I have a hard time adjusting in the mornings for the first week or so after school is out for the summer. I can set my clock by the arrival of the school bus up here on the hill in South Bethlehem. I miss its regularity until September rolls around.
There are reminders of my own school days in the strangest places. Yesterday, I indulged in a Burger King meal and remembered when few of our present buildings existed in that part of town. We used to walk past a long row of houses on our way home from high school, broken by the A&P parking lot where Rite-Aid now stands.
For some reason, I remembered walking home after the last day of school, perhaps in 1968 or 1969. I remembered the exact dress I wore, my necklace, even how my hair was styled. My hair was probably very large and teased, because everyone out-bouffanted the bouffant queens of the earlier 1960s.
Yes, we were about five years behind the leading edge of fashion, and we laughed about it. But my dress was very much on-point for the times, some garish fruit salad of a psychedelic print. I liked that dress and sometimes hope that psychedelia makes a comeback until I think better of it.
Redbank Valley’s dress code at the time still required girls to wear modest-length skirts or dresses, knee-length or perhaps an inch shorter. I never experienced this myself, but girls a couple years older said that they had to kneel on the floor in the morning. If their hemlines didn’t touch the floor, they were sent home to change.
It is good to want things. School authorities ended up not getting their wish.
Many of us wore regulation-length skirts out the door when leaving home, found a discreet place to roll the waistband a couple times and ended up with a more fashionable look that was four inches shorter. Before getting home in the afternoon, waistbands were unfurled and we were the same sweet demure girls who left in the morning.
I don’t know that our parents actually caught us in the act. I’m sure they had their suspicions because they were teenagers once upon a time, too.
The only time girls were allowed to wear slacks was during summer-school field trips. I brushed up on my math skills two years in a row and took typing at the same time. The extra work was worth it because of the bus trip to Kennywood in late June.

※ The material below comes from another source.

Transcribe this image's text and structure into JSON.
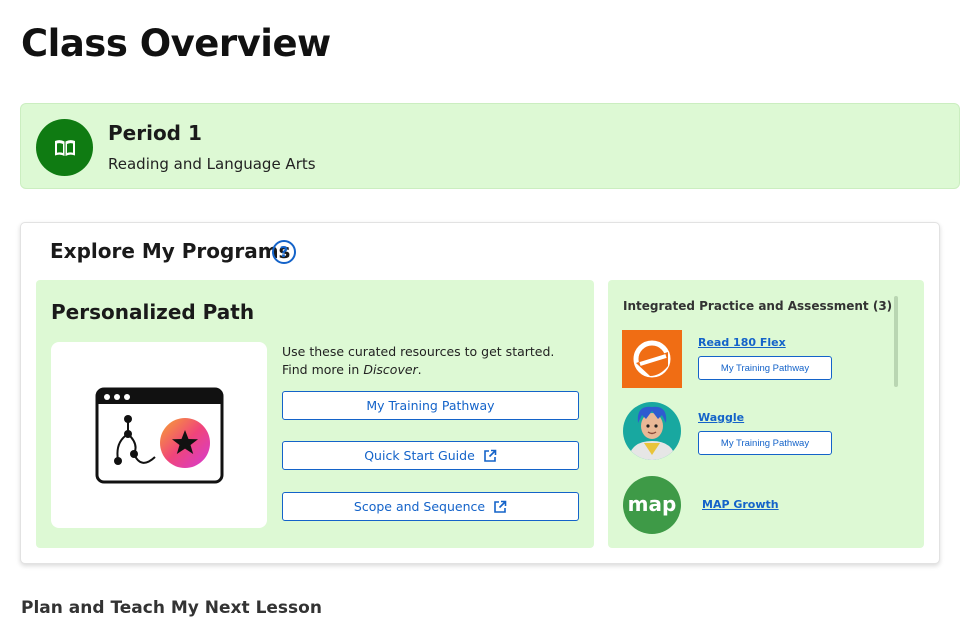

Actually, the bus ride was the best part of the day. I loved the dark rides, those spooky trips through funhouses. Rollercoasters and those things that fling you around in the air resulted in dry heaves most of the time.
But on those field trips, I got to wear my favorite pair of hip-hugging bellbottoms, a windowpane plaid with a white background and blue bars. I would wear those pant today if they were cut differently, having a much higher waistline and a less dramatic flare through the legs.
Thinking of that mile-long walk from the high school to our home on the far end of South Bethlehem, I wonder how I didn’t lame myself in the process. I wore heels in those days even though I towered over nearly everybody. I think that platform shoes are the greatest invention in the history of Western civilization as a result.
There were experiments in wearing makeup, too, sometime in seventh grade. By eighth grade, I think I had made every mistake possible in that department. The dark golden-green eyeshadow is a case in point, exactly the wrong shade to wear if your complexion is next-of-kin to an albino.
Liquid eyeliner was a nonstarter as well. Make one wobble with the business end of that and you ended up looking like an Egyptian demon rather than Cleopatra. That’s not a look that everyone can wear, and so I still opt for a more manageable liner pencil.
Because I was so nearsighted, I wore the proverbial Coke-bottle classes. They worked as magnifiers, so if you messed up your eye makeup, the mean girls in class would certainly call you out on it — and loudly, too.
The good news is, I still don’t have crow’s-feet around my eyes. I win.
As summer begins this year, I think about all the young girls who will be experimenting with new styles and new makeup in the next couple months. I hope they avoid the mistakes that we made, and know that they won’t.
If you can survive being a fashion victim at the age of 14, endure makeup mistakes and still hold your head high, I think you will do all right in life. Humiliation is a great character builder.
[Susan Kerr is a semi-retired freelance writer living in her hometown of New Bethlehem. Previously, she was the managing editor of a regional-interest magazine and a business journal in State College.]